Categories:  Campus, University

Falcon chicks meet their namesakes at banding

 

Bob and Cheryl flap their wings on University Hall’s 28th floor ledge, getting ready to fly. But the Easters have already left the nest.

The two peregrine falcon chicks born on a 28th-floor ledge of University Hall this spring have been named for newly retired University of Illinois President Bob Easter and his wife, Cheryl. The honor was bestowed to recognize Easter’s 40 years of service to the university.

“We hope that this way, they’ll soar over our campus, keep watching over us, keep helping us and come back year after year as the falcons do,” said Chancellor Michael Amiridis.

The chicks were born to Nitz and Mouse, now in their third year of nesting at University Hall. The pair had four eggs, but only two hatched.

The Easters got the chance to hold the chicks June 5 when the birds were brought inside for banding and blood tests by Field Museum peregrine falcon experts.

“We thought it would be special to come out here, watch the banding and get to know Bob and Cheryl,” Bob Easter said.

“It was really cool to get to hold a wild animal,” said Cheryl Easter, already a falcon fan from watching them online.

“It was also helpful to have gloves on,” Bob Easter said with a laugh.

Peregrine falcons have called UH home for over 30 years. The falcons were classified as endangered in Illinois in 1973. Naturalists chose University Hall as a release site to reintroduce the species to the Midwest in 1986.

The falcons, taken off the federal threatened and endangered species list in 1999, were just removed from the Illinois list, said Mary Hennen, director of the Chicago Peregrine Program and collections assistant in the Field Museum’s bird division.

Falcon

One of the chick’s parents waits on the ledge.

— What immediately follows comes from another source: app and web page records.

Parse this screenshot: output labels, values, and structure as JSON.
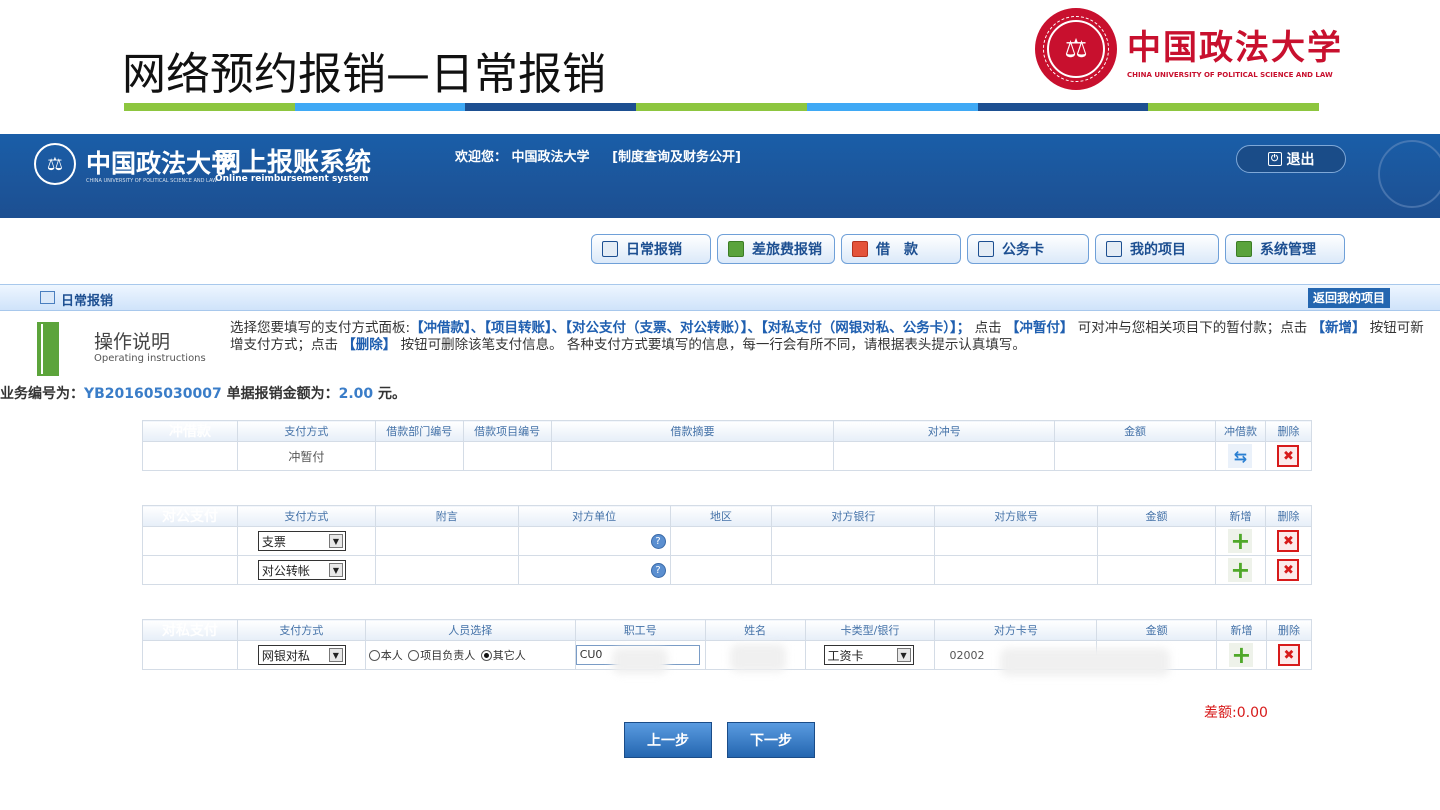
{
  "slide": {
    "title": "网络预约报销—日常报销",
    "title_bar_colors": [
      "#8dc63f",
      "#3fa9f5",
      "#1d4f91",
      "#8dc63f",
      "#3fa9f5",
      "#1d4f91",
      "#8dc63f"
    ],
    "logo_cn": "中国政法大学",
    "logo_en": "CHINA UNIVERSITY OF POLITICAL SCIENCE AND LAW",
    "brand_color": "#c8102e"
  },
  "header": {
    "logo_text": "中国政法大学",
    "logo_sub": "CHINA UNIVERSITY OF POLITICAL SCIENCE AND LAW",
    "system_name": "网上报账系统",
    "system_sub": "Online reimbursement system",
    "welcome": "欢迎您： 中国政法大学",
    "link": "[制度查询及财务公开]",
    "logout": "退出"
  },
  "nav": [
    {
      "label": "日常报销",
      "icon": "document-icon"
    },
    {
      "label": "差旅费报销",
      "icon": "bus-icon"
    },
    {
      "label": "借　款",
      "icon": "loan-icon"
    },
    {
      "label": "公务卡",
      "icon": "card-icon"
    },
    {
      "label": "我的项目",
      "icon": "list-icon"
    },
    {
      "label": "系统管理",
      "icon": "settings-icon"
    }
  ],
  "section": {
    "title": "日常报销",
    "back": "返回我的项目"
  },
  "instructions": {
    "title": "操作说明",
    "subtitle": "Operating instructions",
    "p1": "选择您要填写的支付方式面板:",
    "k1": "【冲借款】、【项目转账】、【对公支付（支票、对公转账）】、【对私支付（网银对私、公务卡）】；",
    "p2": " 点击 ",
    "k2": "【冲暂付】",
    "p3": " 可对冲与您相关项目下的暂付款；点击 ",
    "k3": "【新增】",
    "p4": " 按钮可新增支付方式；点击 ",
    "k4": "【删除】",
    "p5": " 按钮可删除该笔支付信息。 各种支付方式要填写的信息，每一行会有所不同，请根据表头提示认真填写。"
  },
  "business": {
    "label": "业务编号为：",
    "number": "YB201605030007",
    "amount_label": " 单据报销金额为：",
    "amount": "2.00",
    "unit": " 元。"
  },
  "offset": {
    "label": "冲借款",
    "headers": [
      "支付方式",
      "借款部门编号",
      "借款项目编号",
      "借款摘要",
      "对冲号",
      "金额",
      "冲借款",
      "删除"
    ],
    "row": {
      "method": "冲暂付"
    }
  },
  "corporate": {
    "label": "对公支付",
    "headers": [
      "支付方式",
      "附言",
      "对方单位",
      "地区",
      "对方银行",
      "对方账号",
      "金额",
      "新增",
      "删除"
    ],
    "rows": [
      {
        "method": "支票"
      },
      {
        "method": "对公转帐"
      }
    ]
  },
  "private": {
    "label": "对私支付",
    "headers": [
      "支付方式",
      "人员选择",
      "职工号",
      "姓名",
      "卡类型/银行",
      "对方卡号",
      "金额",
      "新增",
      "删除"
    ],
    "row": {
      "method": "网银对私",
      "radio_self": "本人",
      "radio_leader": "项目负责人",
      "radio_other": "其它人",
      "staff_no": "CU0",
      "card_type": "工资卡",
      "card_no": "02002"
    }
  },
  "footer": {
    "diff": "差额:0.00",
    "prev": "上一步",
    "next": "下一步"
  }
}
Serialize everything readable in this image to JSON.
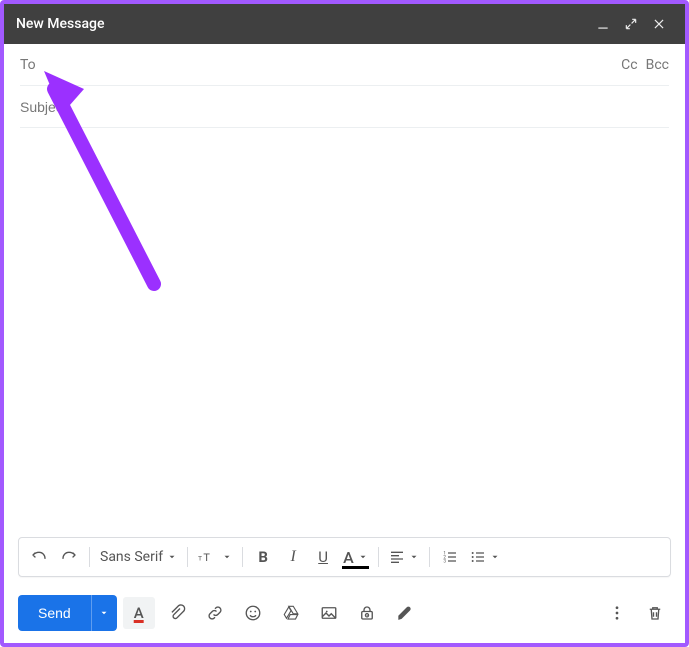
{
  "titlebar": {
    "title": "New Message"
  },
  "fields": {
    "to_label": "To",
    "to_value": "",
    "cc_label": "Cc",
    "bcc_label": "Bcc",
    "subject_placeholder": "Subject",
    "subject_value": ""
  },
  "body": {
    "content": ""
  },
  "format": {
    "font_name": "Sans Serif",
    "size_label": "tT"
  },
  "send": {
    "label": "Send"
  }
}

Photo: Roberta Dupuis-Devlin/UIC Photo Services

“Thirty years of work towards that is a relatively quick turnover,” she said.

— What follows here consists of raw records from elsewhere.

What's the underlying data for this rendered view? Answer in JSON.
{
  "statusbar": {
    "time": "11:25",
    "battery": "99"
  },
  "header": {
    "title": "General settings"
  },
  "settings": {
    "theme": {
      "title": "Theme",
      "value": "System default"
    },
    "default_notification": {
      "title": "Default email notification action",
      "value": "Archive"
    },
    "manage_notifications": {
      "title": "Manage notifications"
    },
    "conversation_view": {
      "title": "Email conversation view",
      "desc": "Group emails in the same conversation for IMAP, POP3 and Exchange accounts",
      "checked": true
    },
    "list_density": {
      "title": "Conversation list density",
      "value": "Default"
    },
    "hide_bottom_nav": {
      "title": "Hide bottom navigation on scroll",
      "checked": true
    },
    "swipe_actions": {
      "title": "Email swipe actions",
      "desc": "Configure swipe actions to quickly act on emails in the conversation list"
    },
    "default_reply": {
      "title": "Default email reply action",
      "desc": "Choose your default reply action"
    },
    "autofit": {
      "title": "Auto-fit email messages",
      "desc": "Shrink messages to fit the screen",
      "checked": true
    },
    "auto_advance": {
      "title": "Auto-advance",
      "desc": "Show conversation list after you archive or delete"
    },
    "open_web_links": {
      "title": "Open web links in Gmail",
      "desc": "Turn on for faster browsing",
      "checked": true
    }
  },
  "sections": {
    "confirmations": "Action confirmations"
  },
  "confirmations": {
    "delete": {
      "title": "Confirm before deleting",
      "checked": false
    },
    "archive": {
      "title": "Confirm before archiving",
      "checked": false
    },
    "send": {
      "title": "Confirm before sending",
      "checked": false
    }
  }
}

Hennen and colleague Josh Engel wait 22 to 24 days after the chicks hatch before collecting them from the ledge. Small metal cuffs are placed around the chicks’ legs to help researchers identify the birds after they leave the nest for their life in the skies.

Hennen says the naming is an exciting part of the procedure. “When you’re naming them, you’re thanking people,” says Hennen. “It’s creating a link.”

Easter’s retirement gift from UIC also included a photo of last year’s falcons. UIS gave him a book about Abraham Lincoln; the Urbana-Champaign campus gift was a piece of marble with an engraved quotation from the university’s founding president.

Although they’re not quite ready to soar, the falcon chicks are flapping their wings at the nest as their flight feathers start to grow in. When they’re about 40 days old, the chicks will fly for the first time. They’ll leave the nest around the beginning of fall semester.

“The University of Illinois at Chicago is at a point, in some sense, where it’s like the falcons,” Easter said. “It’s ready to set out and explore the world, to have its own life.”